Happy Bali DiversWe all know that scuba diving and snorkeling are very relaxing and enjoyable hobbies, but did you ever think that it was good for your health as well? As divers, we don’t hear about the benefits of diving as much as the dangers that scuba diving presents. Does diving actually enhance your well-being?

Of course it does, and in a variety of ways. Not only is it good for our bodies, it also builds our mental and emotional health.

Here are five major reasons why scuba diving (and even snorkeling!) is good for your health.

Physical Fitness

While diving can aid our well-being in many ways, one of the most important is improving our physical fitness. Fighting currents, swimming around reefs and powering back to the boat are just a few of the exercises that scientists say improve our cardiovascular health and allow us to burn up to 500 calories per hour when scuba diving.

In addition, dive preparation activities such as lifting tanks and weight belts or walking with equipment on strengthens back, leg and arm muscles. Those who dive regularly will see the benefit of both increased muscle mass and less body fat.

Deep Breathing

Controlled, deep breathing is as natural to divers as it is to fish in the water. It’s something we all practice from day 1 as it increases our dive times and reduces the risk of lung expansion injury. This ability has enormous health impacts. First, deep breathing induces a calm state of mind just like in meditation or yoga, giving divers a positive attitude and reducing stress. Scientists even believe slow, controlled breathing can prevent depression or mania.

In addition to mental health benefits, deep breathing also aids us physiologically as well. Not only does this exercise increase lung capacity, strengthen the respiratory system and balance the nervous system, it also increases our oxygen intake. Scientists believe more oxygen in the body stimulates circulation, raises energy levels, and benefits major organ function.

Water Therapy

Many scientists believe there is nothing more relaxing that being submerged in the water. In fact, Dr. John C. Lilly, a neuro-physiologist, invented flotation therapy in 1954. He proved that weightlessness is one way to put the body into a state of total relaxation.

In a similar vein, scuba diving is akin to meditation. Under the water, divers can’t help but clear their mind and focus on the sounds of their breathing. After all, there is not much else to listen to. Both of these effects result in alleviating the body’s stress response and rejuvenating the mind.

The Marine Life Effect

It’s widely accepted that watching fish in a fish tank has a calming effect. Imagine how amplified this must be when we are watching fish in an entire ocean. The appearance of the ease at which marine life floats through life not only relaxes us but also enables positive feelings about our own life.
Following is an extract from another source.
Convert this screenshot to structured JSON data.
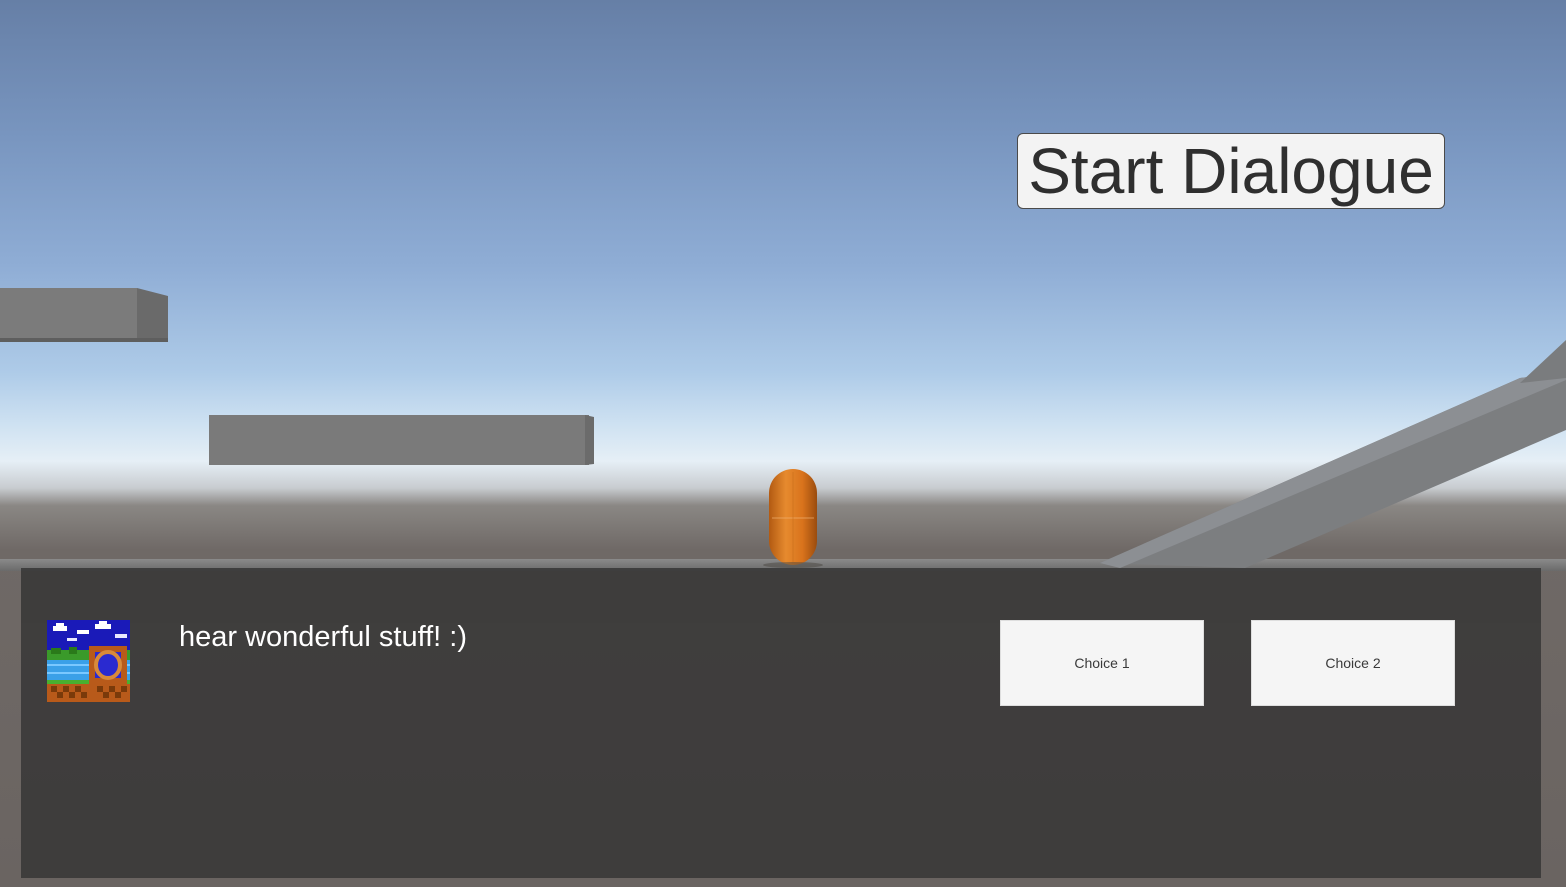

Furthermore, the colors that we encounter under the water also affect our moods. Bright colors like those found in fish and coral have an uplifting effect whereas cool colors, like the blue of the ocean, have a calming effect. Altogether, the kaleidoscope of colors makes us divers happier people.

A Sense of Community

Nothing makes lifelong friends faster than common interests and shared experiences. It’s likely that you may still keep in contact with your Open Water course classmates. That’s because diving is an exhilarating feeling shared by a very close, but small, community. As such, you are sure to make great friends with fellow divers on every trip and therefore increase your social well-being. In fact, some scientists believe that there is nothing better for preventing mental health disorders than having a good sense of community.

So, there you have it. Scuba diving makes us happier, fitter, calmer and more social people! We’d like to think these advantages massively outweigh any potential dangers scuba diving may present. So grab your fins, don your mask and find your nearest body of water. It’s time to take advantage of these scuba diving benefits!